No distributor.

CAFE LUMIERE (Hou Hsiao-hsien, Japan/Taiwan) ***

Hou’s latest, made in Japan as part of a tribute to Yasujiro Ozu, is an improvement on MILLENNIUM MAMBO but hardly the equal of GOODBYE SOUTH, GOODBYE or THE FLOWERS OF SHANGHAI. Still, he once again confirms his mastery of mise-en-scene. Few directors use space so skillfully. The film’s aesthetic is based on long takes and deep focus, with one’s attention constantly drawn to the frame’s background and rewarded. The protagonist’s friend  walks around the subway recording ambient sound, a fitting metaphor for what Hou’s trying to do here. He’s obviously more interested in observing life than telling a story. That’s fine, but he’s nonetheless made a narrative film. The plot, about a Japanese woman who doesn’t want to marry  her Taiwanese boyfriend even though he’s impregnated her, is muted and slight.

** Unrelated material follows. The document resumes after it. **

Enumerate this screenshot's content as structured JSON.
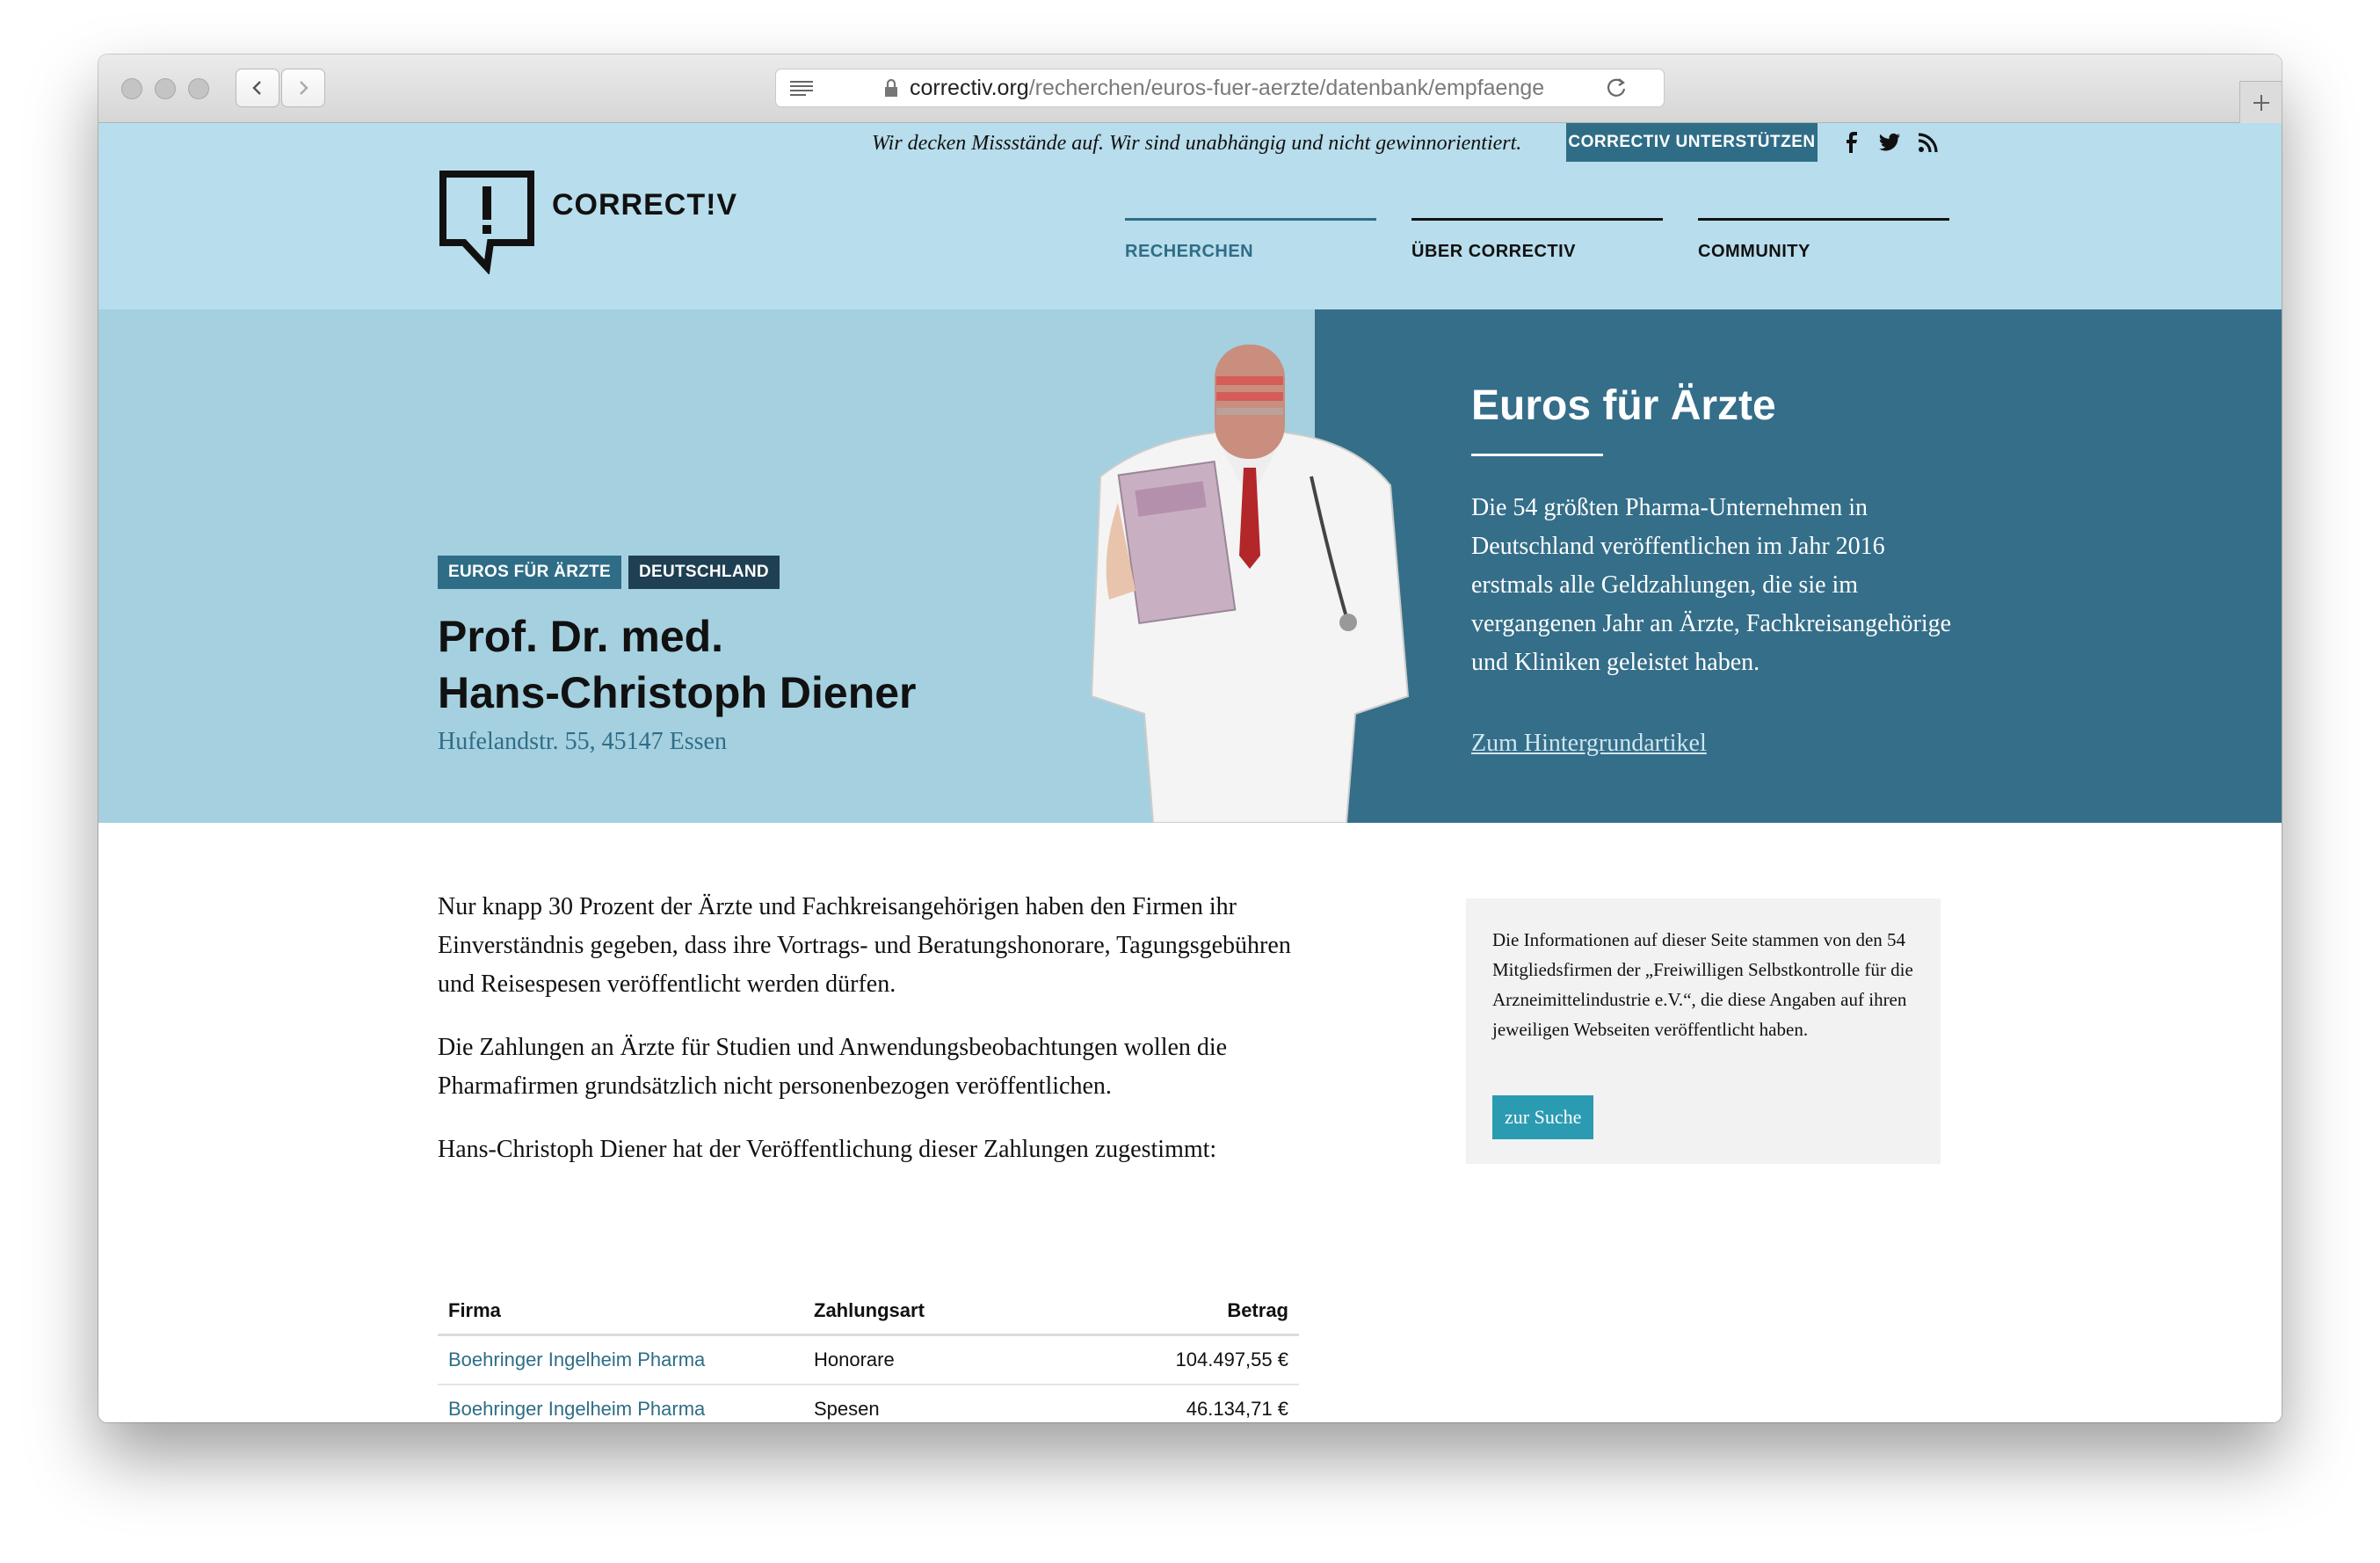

Even when his characters spend time “doing nothing,” as in GOODBYE, SOUTH GOODBYE and MILLENNIUM MAMBO, Hou brings an implicit sociological or historical perspective. That’s missing from CAFE LUMIERE, maybe because he’s working outside Taiwan. An extremely modest and simple work, it might benefit from being pared down even further.

No distributor.

SARABAND (Ingmar Bergman, Sweden) **1/2

Impeccably written and acted, Bergman’s return to cinema - after 22 years directing theater and a few made-for-TV projects - left me almost entirely cold. A sequel to SCENES FROM A MARRIAGE, it’s rigidly structured: 10 episodes - each consisting of a dialogue between 2 characters - with a prologue and epilogue in which Liv Ullmann addresses the audience directly. Taking off from an encounter between Marianne (Ullmann) and her ex-husband Johan (Erland Josephson), it focuses more on the relationships - full of emotional manipulation - between them, Johan’s son Henrik and Henrik’s daughter Karin. Almost the whole film could easily be staged as a play. Bergman’s use of dissolves is expressive enough to make one wish he utilized them more often. Film Forum’s Bergman retrospective earlier this year helped clarify my feelings about him: after the late ‘50s, the spontaneity and humor drained out of his work, although he still had a few great films left. (These qualities did return in his farewell to cinema, FANNY AND ALEXANDER.) SARABAND is full of intense emotion, yet it’s stiff  and inert. Even the colors, which suffer from the fact that it was shot on video, are muted and muddy.  Only in the eighth part did I come close to being moved. I’m afraid that in ten years, I’ll sound like a philistine panning Carl Dreyer’s GERTRUD in 1964, but this late work suggests that Bergman’s going out with a whimper. IN THE PRESENCE OF A CLOWN, a video shown at the 1997 NYFF, would have made a better coda to his oeuvre.

Distributed by Sony Pictures Classics. Opens in 2005.